A number of women in Manafwa District, Uganda, sought to establish a group that would create a joint income generating platform through nurseries, dubbed Elgon Trust Women group. The group started with 8 members and currently has 22members. Challenges arising from harsh weather conditions (mainly having to carry water from a steam to water the seedlings during the dry season) and lack of support from husbands forced some members to opt out. However, knowing the benefits of trees in curbing soil erosion, which was a prevalent challenge in the area
, encouraged the remaining members to stay on, doing the best they could. The group also allows the enrolment (hires) of young men who mainly assist in fetching water to water the seedlings during the dry season. Carolyne, the group leader, highlighted that the Trees for Food Security (T4FS) Project reversed the named challenges through supply of quality seeds and trainings on potting, nursery management, and suitable tree species based on their needs and record keeping.
Members now enjoy diverse benefits such as increased income from the sale of seedlings which enables them to provide loans amongst themselves as well as offer support when one is bereaved or ailing. The group’s success is also hinged on recommendations from the District Forestry Officer, and support from community based organizations, created opportunities to supply seedlings to local Non-Governmental Organizations. The group therefore gets to supply huge orders of between 1,000 – 5,000 seedlings. Furthermore, the group acquires quality seeds and seedlings through the project, wheelbarrows, nails, watering cans and polythene tubes, keeping them afloat at all times.
Members also noted they sell firewood or poles to other farmers and earn some income to take them through a number of days.
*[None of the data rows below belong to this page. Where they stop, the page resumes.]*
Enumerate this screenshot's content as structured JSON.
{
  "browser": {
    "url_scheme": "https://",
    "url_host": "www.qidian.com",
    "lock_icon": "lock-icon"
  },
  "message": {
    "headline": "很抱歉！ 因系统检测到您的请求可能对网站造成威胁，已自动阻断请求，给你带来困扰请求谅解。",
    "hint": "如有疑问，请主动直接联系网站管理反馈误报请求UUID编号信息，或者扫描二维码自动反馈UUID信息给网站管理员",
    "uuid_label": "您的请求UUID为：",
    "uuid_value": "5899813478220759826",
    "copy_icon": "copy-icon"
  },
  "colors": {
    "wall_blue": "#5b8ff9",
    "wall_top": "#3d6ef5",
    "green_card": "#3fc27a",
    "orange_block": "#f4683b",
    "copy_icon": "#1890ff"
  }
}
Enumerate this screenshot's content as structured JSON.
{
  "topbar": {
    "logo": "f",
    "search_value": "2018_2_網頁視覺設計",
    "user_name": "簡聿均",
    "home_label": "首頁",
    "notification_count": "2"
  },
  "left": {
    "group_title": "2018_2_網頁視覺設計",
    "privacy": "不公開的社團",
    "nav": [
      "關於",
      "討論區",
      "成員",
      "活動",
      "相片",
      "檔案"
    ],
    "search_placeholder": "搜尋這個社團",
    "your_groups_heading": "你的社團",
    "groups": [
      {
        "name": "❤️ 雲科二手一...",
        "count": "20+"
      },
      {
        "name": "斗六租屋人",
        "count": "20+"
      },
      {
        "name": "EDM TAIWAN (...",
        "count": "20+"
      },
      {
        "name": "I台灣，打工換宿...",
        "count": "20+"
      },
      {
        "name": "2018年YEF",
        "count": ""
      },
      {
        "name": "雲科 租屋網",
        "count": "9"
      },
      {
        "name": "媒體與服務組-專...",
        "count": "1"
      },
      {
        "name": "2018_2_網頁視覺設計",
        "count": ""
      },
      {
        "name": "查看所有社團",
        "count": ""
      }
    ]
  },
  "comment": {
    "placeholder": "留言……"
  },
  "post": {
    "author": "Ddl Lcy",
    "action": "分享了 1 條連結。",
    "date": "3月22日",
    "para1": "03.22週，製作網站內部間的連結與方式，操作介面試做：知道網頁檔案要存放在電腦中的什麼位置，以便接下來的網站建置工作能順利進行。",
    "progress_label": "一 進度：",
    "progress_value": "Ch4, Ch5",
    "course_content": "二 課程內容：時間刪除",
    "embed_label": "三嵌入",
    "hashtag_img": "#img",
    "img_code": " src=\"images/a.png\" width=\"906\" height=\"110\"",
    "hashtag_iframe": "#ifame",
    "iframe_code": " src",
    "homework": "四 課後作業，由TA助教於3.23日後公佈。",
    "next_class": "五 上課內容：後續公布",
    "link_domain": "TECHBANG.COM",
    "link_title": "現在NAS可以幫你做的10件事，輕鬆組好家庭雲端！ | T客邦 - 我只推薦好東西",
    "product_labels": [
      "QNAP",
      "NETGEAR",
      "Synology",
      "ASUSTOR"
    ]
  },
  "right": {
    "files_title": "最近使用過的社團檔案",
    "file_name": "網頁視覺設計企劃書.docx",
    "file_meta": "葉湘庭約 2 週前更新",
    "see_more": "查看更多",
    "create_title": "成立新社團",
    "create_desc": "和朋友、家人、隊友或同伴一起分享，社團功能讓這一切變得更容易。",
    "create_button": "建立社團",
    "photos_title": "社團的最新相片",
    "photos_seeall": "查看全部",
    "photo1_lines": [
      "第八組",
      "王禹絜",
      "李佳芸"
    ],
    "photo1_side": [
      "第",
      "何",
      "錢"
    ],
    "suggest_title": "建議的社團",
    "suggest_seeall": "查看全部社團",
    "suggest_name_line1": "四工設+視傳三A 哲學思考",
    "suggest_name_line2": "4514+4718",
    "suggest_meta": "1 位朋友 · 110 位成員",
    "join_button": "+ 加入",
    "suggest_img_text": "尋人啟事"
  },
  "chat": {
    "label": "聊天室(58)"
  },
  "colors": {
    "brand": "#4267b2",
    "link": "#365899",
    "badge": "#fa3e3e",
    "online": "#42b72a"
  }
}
The poles are usually in demand after harvesting periods as they are used for drying beans. Moreover, the women get to make charcoal from the trees they have planted on their farms and earn income through the surplus. Members stated that they no longer have to necessarily rely on their husbands to meet all their household needs such as paying school fees for their children.
Operating like a cooperative, members are encouraged to acquire extra income for their own use, by collecting seeds on behalf of the group as well as potting coffee in plantations nearby. The youngest member of the group highlighted that he can now pay his own school fees from income he has accrued over the months, by collecting seeds for the members. For a while, his parents could not afford to cater for his fees and that is when he considered joining the group, having noted the benefits members enjoy.
Women are also able to sustain themselves, not borrowing money from their husbands all the time as was the norm. “Courtesy of the Project, all members are smartly dressed, have neat hair and still have some income left to cater for personal needs. Moreover, since its women’s role to fetch firewood, it’s much easier now as we have them readily available in our farms hence don’t have to travel distances for the same,” stated Carolyne.